## The problem
Every record is to be restated exactly, with nothing left out.

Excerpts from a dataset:
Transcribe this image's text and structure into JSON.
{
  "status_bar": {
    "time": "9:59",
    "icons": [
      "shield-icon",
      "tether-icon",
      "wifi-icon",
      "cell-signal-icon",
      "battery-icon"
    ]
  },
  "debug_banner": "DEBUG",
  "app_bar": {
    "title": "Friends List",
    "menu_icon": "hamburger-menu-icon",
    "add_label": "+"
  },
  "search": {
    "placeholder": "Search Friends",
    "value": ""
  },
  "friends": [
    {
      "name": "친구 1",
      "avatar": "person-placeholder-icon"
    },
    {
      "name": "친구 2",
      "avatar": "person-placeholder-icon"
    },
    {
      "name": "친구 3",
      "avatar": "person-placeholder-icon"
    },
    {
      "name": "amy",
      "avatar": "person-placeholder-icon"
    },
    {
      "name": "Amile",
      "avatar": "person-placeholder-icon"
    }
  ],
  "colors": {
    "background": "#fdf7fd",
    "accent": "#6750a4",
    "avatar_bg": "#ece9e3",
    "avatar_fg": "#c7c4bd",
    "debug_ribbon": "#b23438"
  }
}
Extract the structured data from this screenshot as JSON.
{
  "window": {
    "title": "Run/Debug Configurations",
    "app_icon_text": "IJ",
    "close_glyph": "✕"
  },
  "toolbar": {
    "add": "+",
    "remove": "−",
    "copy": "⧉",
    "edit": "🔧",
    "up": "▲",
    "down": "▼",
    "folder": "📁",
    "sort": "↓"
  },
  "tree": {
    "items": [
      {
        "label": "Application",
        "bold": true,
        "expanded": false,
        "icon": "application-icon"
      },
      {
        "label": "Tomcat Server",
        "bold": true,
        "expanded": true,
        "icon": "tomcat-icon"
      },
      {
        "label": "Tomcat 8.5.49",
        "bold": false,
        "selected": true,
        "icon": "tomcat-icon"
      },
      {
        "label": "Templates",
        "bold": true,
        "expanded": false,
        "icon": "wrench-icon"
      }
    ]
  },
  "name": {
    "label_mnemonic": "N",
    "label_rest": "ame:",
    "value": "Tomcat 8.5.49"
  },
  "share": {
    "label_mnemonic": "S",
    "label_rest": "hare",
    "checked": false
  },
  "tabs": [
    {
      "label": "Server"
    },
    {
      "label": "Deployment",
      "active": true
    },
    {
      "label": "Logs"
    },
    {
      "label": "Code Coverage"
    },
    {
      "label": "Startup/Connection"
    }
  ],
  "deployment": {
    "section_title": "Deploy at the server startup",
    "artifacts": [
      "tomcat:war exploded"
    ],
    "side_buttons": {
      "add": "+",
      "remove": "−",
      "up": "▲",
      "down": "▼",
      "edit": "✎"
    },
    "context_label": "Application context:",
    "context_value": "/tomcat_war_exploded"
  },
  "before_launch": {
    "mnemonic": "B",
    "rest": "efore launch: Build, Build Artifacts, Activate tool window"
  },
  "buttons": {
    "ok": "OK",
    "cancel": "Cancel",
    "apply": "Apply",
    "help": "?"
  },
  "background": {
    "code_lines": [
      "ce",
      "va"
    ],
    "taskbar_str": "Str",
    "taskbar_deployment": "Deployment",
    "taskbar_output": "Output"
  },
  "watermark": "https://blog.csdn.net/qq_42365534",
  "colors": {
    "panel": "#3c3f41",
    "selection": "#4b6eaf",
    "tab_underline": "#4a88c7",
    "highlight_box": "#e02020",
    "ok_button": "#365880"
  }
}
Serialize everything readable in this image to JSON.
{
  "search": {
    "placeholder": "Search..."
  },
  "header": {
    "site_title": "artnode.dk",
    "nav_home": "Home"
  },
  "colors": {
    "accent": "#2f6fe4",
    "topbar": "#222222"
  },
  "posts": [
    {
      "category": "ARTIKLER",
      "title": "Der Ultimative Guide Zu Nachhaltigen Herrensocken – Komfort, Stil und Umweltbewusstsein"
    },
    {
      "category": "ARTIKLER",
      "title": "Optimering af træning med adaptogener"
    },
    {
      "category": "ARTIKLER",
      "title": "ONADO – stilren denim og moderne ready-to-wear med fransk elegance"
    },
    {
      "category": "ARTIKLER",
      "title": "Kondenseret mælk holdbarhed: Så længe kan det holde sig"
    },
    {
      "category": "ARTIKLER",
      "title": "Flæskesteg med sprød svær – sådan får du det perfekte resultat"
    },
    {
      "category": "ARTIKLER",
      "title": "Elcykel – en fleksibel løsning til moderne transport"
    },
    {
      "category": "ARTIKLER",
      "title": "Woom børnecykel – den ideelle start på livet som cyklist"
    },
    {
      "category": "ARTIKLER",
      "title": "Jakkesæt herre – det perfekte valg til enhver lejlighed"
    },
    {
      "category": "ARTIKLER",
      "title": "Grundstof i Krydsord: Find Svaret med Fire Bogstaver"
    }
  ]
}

## Response box
Transcribe this image's text and structure into JSON.
{
  "status_bar": {
    "time": "9:59",
    "icons": [
      "shield-icon",
      "tether-icon",
      "wifi-icon",
      "cell-signal-icon",
      "battery-icon"
    ]
  },
  "debug_banner": "DEBUG",
  "app_bar": {
    "title": "Friends List",
    "menu_icon": "hamburger-menu-icon",
    "add_label": "+"
  },
  "search": {
    "placeholder": "Search Friends",
    "value": ""
  },
  "friends": [
    {
      "name": "친구 1",
      "avatar": "person-placeholder-icon"
    },
    {
      "name": "친구 2",
      "avatar": "person-placeholder-icon"
    },
    {
      "name": "친구 3",
      "avatar": "person-placeholder-icon"
    },
    {
      "name": "amy",
      "avatar": "person-placeholder-icon"
    },
    {
      "name": "Amile",
      "avatar": "person-placeholder-icon"
    }
  ],
  "colors": {
    "background": "#fdf7fd",
    "accent": "#6750a4",
    "avatar_bg": "#ece9e3",
    "avatar_fg": "#c7c4bd",
    "debug_ribbon": "#b23438"
  }
}
Extract the structured data from this screenshot as JSON.
{
  "window": {
    "title": "Run/Debug Configurations",
    "app_icon_text": "IJ",
    "close_glyph": "✕"
  },
  "toolbar": {
    "add": "+",
    "remove": "−",
    "copy": "⧉",
    "edit": "🔧",
    "up": "▲",
    "down": "▼",
    "folder": "📁",
    "sort": "↓"
  },
  "tree": {
    "items": [
      {
        "label": "Application",
        "bold": true,
        "expanded": false,
        "icon": "application-icon"
      },
      {
        "label": "Tomcat Server",
        "bold": true,
        "expanded": true,
        "icon": "tomcat-icon"
      },
      {
        "label": "Tomcat 8.5.49",
        "bold": false,
        "selected": true,
        "icon": "tomcat-icon"
      },
      {
        "label": "Templates",
        "bold": true,
        "expanded": false,
        "icon": "wrench-icon"
      }
    ]
  },
  "name": {
    "label_mnemonic": "N",
    "label_rest": "ame:",
    "value": "Tomcat 8.5.49"
  },
  "share": {
    "label_mnemonic": "S",
    "label_rest": "hare",
    "checked": false
  },
  "tabs": [
    {
      "label": "Server"
    },
    {
      "label": "Deployment",
      "active": true
    },
    {
      "label": "Logs"
    },
    {
      "label": "Code Coverage"
    },
    {
      "label": "Startup/Connection"
    }
  ],
  "deployment": {
    "section_title": "Deploy at the server startup",
    "artifacts": [
      "tomcat:war exploded"
    ],
    "side_buttons": {
      "add": "+",
      "remove": "−",
      "up": "▲",
      "down": "▼",
      "edit": "✎"
    },
    "context_label": "Application context:",
    "context_value": "/tomcat_war_exploded"
  },
  "before_launch": {
    "mnemonic": "B",
    "rest": "efore launch: Build, Build Artifacts, Activate tool window"
  },
  "buttons": {
    "ok": "OK",
    "cancel": "Cancel",
    "apply": "Apply",
    "help": "?"
  },
  "background": {
    "code_lines": [
      "ce",
      "va"
    ],
    "taskbar_str": "Str",
    "taskbar_deployment": "Deployment",
    "taskbar_output": "Output"
  },
  "watermark": "https://blog.csdn.net/qq_42365534",
  "colors": {
    "panel": "#3c3f41",
    "selection": "#4b6eaf",
    "tab_underline": "#4a88c7",
    "highlight_box": "#e02020",
    "ok_button": "#365880"
  }
}
Serialize everything readable in this image to JSON.
{
  "search": {
    "placeholder": "Search..."
  },
  "header": {
    "site_title": "artnode.dk",
    "nav_home": "Home"
  },
  "colors": {
    "accent": "#2f6fe4",
    "topbar": "#222222"
  },
  "posts": [
    {
      "category": "ARTIKLER",
      "title": "Der Ultimative Guide Zu Nachhaltigen Herrensocken – Komfort, Stil und Umweltbewusstsein"
    },
    {
      "category": "ARTIKLER",
      "title": "Optimering af træning med adaptogener"
    },
    {
      "category": "ARTIKLER",
      "title": "ONADO – stilren denim og moderne ready-to-wear med fransk elegance"
    },
    {
      "category": "ARTIKLER",
      "title": "Kondenseret mælk holdbarhed: Så længe kan det holde sig"
    },
    {
      "category": "ARTIKLER",
      "title": "Flæskesteg med sprød svær – sådan får du det perfekte resultat"
    },
    {
      "category": "ARTIKLER",
      "title": "Elcykel – en fleksibel løsning til moderne transport"
    },
    {
      "category": "ARTIKLER",
      "title": "Woom børnecykel – den ideelle start på livet som cyklist"
    },
    {
      "category": "ARTIKLER",
      "title": "Jakkesæt herre – det perfekte valg til enhver lejlighed"
    },
    {
      "category": "ARTIKLER",
      "title": "Grundstof i Krydsord: Find Svaret med Fire Bogstaver"
    }
  ]
}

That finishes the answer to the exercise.